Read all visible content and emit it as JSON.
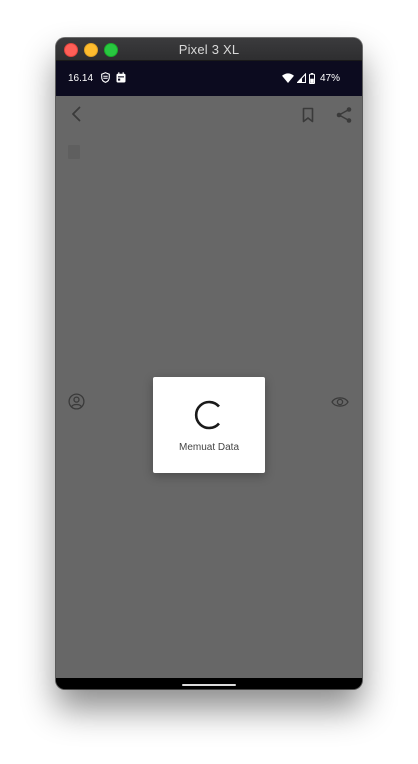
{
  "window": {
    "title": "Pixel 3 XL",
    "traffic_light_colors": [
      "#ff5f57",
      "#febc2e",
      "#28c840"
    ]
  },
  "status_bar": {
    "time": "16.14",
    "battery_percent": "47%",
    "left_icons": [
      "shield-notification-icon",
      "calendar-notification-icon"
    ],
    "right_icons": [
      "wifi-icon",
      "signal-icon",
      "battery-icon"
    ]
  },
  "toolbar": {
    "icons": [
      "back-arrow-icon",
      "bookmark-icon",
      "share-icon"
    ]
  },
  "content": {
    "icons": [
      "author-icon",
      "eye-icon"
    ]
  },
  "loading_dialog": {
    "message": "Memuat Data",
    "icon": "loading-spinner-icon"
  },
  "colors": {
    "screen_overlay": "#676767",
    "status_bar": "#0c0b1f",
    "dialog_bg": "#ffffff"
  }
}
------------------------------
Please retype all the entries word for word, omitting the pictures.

Output of the task
Read all visible content and emit it as JSON.
{
  "window": {
    "title": "Pixel 3 XL",
    "traffic_light_colors": [
      "#ff5f57",
      "#febc2e",
      "#28c840"
    ]
  },
  "status_bar": {
    "time": "16.14",
    "battery_percent": "47%",
    "left_icons": [
      "shield-notification-icon",
      "calendar-notification-icon"
    ],
    "right_icons": [
      "wifi-icon",
      "signal-icon",
      "battery-icon"
    ]
  },
  "toolbar": {
    "icons": [
      "back-arrow-icon",
      "bookmark-icon",
      "share-icon"
    ]
  },
  "content": {
    "icons": [
      "author-icon",
      "eye-icon"
    ]
  },
  "loading_dialog": {
    "message": "Memuat Data",
    "icon": "loading-spinner-icon"
  },
  "colors": {
    "screen_overlay": "#676767",
    "status_bar": "#0c0b1f",
    "dialog_bg": "#ffffff"
  }
}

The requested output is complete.